▸ TASK ITEM
From the records, pick out and copy each line containing "accounts".

▸ DATASET
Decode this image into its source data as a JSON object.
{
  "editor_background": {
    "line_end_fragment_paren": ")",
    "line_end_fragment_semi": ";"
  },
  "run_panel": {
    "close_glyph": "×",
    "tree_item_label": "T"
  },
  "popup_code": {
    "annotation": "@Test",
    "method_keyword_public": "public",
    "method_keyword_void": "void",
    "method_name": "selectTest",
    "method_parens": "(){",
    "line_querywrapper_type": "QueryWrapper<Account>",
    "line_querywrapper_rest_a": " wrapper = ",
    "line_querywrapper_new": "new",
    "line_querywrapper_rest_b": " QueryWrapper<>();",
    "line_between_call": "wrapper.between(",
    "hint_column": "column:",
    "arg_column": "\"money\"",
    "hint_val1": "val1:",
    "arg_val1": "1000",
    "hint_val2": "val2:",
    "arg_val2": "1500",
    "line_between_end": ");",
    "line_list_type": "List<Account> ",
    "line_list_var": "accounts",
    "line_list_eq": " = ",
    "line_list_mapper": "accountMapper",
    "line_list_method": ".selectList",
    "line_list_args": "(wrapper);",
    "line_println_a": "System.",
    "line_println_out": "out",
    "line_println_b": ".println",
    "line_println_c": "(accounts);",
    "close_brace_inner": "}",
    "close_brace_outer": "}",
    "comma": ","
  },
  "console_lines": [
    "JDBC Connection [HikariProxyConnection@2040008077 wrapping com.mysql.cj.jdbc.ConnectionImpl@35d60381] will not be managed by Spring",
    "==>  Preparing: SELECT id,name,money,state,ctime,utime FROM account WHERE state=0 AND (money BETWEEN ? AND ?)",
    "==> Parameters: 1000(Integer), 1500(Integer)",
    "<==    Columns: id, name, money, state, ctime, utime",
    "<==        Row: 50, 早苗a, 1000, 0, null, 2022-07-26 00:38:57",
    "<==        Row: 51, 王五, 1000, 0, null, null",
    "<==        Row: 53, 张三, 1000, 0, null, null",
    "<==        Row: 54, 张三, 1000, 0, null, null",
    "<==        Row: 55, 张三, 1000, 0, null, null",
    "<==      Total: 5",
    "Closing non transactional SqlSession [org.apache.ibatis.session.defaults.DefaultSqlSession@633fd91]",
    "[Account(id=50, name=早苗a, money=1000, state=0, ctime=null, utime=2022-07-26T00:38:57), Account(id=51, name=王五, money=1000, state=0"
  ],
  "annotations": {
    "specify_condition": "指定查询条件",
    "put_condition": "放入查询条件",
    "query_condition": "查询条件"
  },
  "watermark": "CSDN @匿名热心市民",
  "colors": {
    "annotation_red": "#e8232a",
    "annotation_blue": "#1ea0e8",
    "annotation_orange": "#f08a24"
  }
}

▸ RESPONSE
    "line_list_var": "accounts",
    "line_println_c": "(accounts);",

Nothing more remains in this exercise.